"We're still a distance away from the stress calculations that many landlords require to refinance their current buy-to-let borrowing"
Following Santander increasing its buy-to-let stress rates on Friday, NatWest has today revised its stress rates downwards.
Two-year fixed rate stress rates are decreasing from 8.6% to 8.15%, five-year fixes from 7% to 6.78%, and like-for-like remortgages from 8.21% to 7.55%.
News agency, Newspage, asked brokers what implications this has for landlords and why NatWest is taking a different path from Santander.
Elliott Culley, director at Switch Mortgage Finance, said: "Although it's positive to see any reductions in stress testing by lenders, this move is nothing revolutionary. NatWest's stress test was very high so this move is more an indication that they weren't getting any buy-to-let mortgage business through the door. By reducing it they will hope to have some more applications, but the market remains tough for landlords."
Riz Malik, founder and director at R3 Mortgages, commented: "Last week, Santander looked like they were "closing shop" on buy-to-let, but today, NatWest have their "open for business" sign brightly lit. Nonetheless, we're still a distance away from the stress calculations that many landlords require to refinance their current buy-to-let borrowing, particularly in London and the south-east. The climate for landlords remains brutal."
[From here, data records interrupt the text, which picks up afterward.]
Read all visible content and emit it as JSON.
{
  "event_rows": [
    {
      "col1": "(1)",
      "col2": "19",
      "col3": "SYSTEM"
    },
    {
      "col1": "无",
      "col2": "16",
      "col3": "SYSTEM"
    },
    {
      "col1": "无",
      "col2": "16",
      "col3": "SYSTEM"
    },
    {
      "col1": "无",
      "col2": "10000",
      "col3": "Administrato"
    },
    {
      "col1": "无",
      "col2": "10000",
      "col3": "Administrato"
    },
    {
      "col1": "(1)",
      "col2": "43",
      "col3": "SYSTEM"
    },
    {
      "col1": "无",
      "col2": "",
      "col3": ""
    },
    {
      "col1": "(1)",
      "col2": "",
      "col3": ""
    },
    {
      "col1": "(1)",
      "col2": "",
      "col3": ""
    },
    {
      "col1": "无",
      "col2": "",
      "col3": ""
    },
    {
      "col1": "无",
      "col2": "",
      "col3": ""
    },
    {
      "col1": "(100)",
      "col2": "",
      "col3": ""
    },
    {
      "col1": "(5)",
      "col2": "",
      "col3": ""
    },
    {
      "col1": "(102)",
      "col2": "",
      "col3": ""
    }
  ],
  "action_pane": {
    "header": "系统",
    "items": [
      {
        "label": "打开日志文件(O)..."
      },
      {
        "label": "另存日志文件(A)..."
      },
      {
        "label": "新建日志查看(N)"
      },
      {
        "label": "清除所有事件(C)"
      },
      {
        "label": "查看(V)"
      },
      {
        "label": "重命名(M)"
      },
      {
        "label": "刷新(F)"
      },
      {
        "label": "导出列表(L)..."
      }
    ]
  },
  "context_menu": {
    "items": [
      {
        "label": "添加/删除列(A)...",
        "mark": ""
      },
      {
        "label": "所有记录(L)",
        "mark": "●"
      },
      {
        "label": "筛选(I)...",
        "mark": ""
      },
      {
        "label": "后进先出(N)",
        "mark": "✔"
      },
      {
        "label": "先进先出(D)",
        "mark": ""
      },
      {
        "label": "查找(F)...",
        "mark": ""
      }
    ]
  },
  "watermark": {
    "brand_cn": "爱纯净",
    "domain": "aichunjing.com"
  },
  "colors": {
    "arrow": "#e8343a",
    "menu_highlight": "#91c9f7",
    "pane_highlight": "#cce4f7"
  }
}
Scott Taylor-Barr, financial adviser at Barnsdale Financial Management, added: "Given that we are now seeing interest rates falling back, it makes sense to see the ICR calculations being revised downwards, too. Santander's move to further increase them felt odd and perhaps speaks more to their strategy in terms of business mix than anything else. NatWest has decided that they want to attract more buy-to-let business and have taken steps to make that happen."